== Exercise instructions ==
Set down exactly the lines below between the line holding "Serialize everything readable" and the line holding "Convert this screenshot", inclusive; no other line belongs in the answer.

== Records for processing ==
..............................

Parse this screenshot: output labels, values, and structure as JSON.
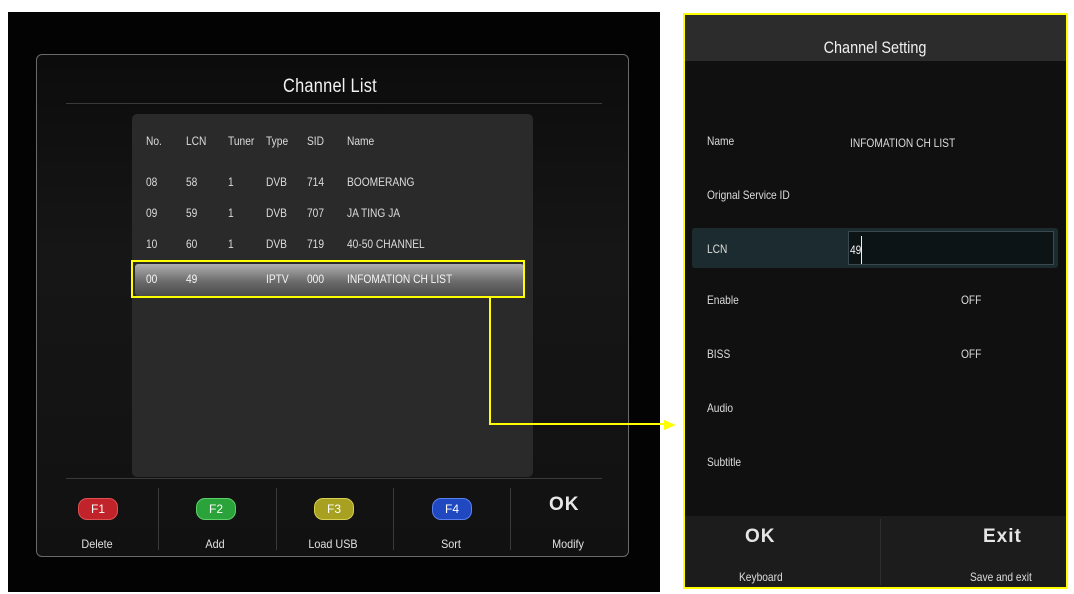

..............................

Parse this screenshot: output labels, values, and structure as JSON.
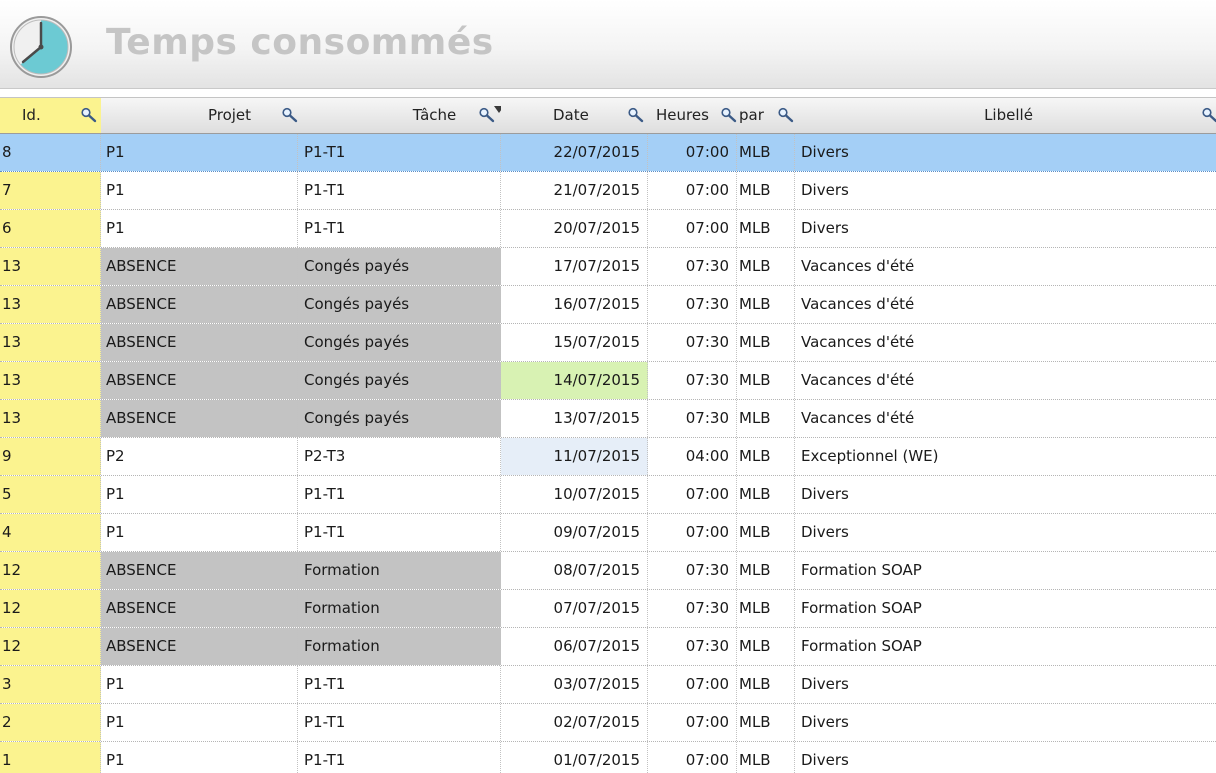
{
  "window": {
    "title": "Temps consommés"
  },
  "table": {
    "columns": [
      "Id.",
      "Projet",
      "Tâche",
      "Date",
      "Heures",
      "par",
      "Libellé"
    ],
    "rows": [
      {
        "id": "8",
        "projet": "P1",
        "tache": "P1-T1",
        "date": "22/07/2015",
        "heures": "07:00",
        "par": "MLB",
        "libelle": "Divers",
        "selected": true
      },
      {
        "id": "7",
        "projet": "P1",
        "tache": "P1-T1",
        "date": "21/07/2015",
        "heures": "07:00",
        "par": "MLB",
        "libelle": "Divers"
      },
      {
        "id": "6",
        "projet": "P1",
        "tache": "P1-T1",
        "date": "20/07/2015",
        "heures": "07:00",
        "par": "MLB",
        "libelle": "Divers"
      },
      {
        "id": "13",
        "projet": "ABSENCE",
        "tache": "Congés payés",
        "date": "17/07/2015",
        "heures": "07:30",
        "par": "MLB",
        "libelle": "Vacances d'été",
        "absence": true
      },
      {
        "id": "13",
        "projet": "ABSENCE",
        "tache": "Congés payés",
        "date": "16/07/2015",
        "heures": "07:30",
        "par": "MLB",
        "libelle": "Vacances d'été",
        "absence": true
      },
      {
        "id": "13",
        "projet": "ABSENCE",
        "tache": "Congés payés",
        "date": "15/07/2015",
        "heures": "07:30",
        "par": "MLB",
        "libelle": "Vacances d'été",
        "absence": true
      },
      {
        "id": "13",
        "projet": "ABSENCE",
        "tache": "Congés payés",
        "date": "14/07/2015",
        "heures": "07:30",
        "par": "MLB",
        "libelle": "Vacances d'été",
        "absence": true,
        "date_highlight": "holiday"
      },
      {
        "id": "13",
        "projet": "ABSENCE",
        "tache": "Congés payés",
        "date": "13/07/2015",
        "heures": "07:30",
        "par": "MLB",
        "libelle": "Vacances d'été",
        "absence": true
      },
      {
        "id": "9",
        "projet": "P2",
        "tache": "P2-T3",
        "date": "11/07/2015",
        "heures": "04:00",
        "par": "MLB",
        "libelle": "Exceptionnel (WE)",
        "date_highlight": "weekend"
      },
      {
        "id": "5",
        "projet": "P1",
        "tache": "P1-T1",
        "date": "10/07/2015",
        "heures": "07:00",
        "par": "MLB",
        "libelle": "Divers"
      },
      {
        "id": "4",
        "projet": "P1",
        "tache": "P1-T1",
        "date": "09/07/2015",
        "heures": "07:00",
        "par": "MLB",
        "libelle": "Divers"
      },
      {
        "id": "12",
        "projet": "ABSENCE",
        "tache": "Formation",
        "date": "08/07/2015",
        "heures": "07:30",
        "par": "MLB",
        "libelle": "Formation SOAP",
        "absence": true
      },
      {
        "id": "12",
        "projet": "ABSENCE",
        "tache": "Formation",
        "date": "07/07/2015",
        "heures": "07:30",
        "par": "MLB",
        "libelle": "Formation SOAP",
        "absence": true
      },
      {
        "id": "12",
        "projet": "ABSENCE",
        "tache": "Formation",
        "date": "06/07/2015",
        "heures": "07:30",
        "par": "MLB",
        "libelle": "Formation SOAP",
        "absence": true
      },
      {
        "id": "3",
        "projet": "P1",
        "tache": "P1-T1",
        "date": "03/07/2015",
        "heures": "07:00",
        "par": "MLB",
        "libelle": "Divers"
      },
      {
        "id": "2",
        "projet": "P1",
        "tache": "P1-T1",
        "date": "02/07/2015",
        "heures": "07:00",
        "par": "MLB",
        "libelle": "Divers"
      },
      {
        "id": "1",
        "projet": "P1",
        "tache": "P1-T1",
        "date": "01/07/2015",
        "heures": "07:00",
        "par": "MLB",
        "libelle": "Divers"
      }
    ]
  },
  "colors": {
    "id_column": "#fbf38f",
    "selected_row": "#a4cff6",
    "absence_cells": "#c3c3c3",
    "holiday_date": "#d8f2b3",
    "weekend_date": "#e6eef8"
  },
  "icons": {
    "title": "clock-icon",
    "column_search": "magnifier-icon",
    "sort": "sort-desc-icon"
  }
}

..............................

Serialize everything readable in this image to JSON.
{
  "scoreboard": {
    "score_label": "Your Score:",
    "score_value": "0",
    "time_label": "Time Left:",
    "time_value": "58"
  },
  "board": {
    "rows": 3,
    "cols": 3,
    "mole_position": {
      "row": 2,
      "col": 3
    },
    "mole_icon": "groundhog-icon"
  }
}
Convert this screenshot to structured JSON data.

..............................

== Solved problem ==
Serialize everything readable in this image to JSON.
{
  "scoreboard": {
    "score_label": "Your Score:",
    "score_value": "0",
    "time_label": "Time Left:",
    "time_value": "58"
  },
  "board": {
    "rows": 3,
    "cols": 3,
    "mole_position": {
      "row": 2,
      "col": 3
    },
    "mole_icon": "groundhog-icon"
  }
}
Convert this screenshot to structured JSON data.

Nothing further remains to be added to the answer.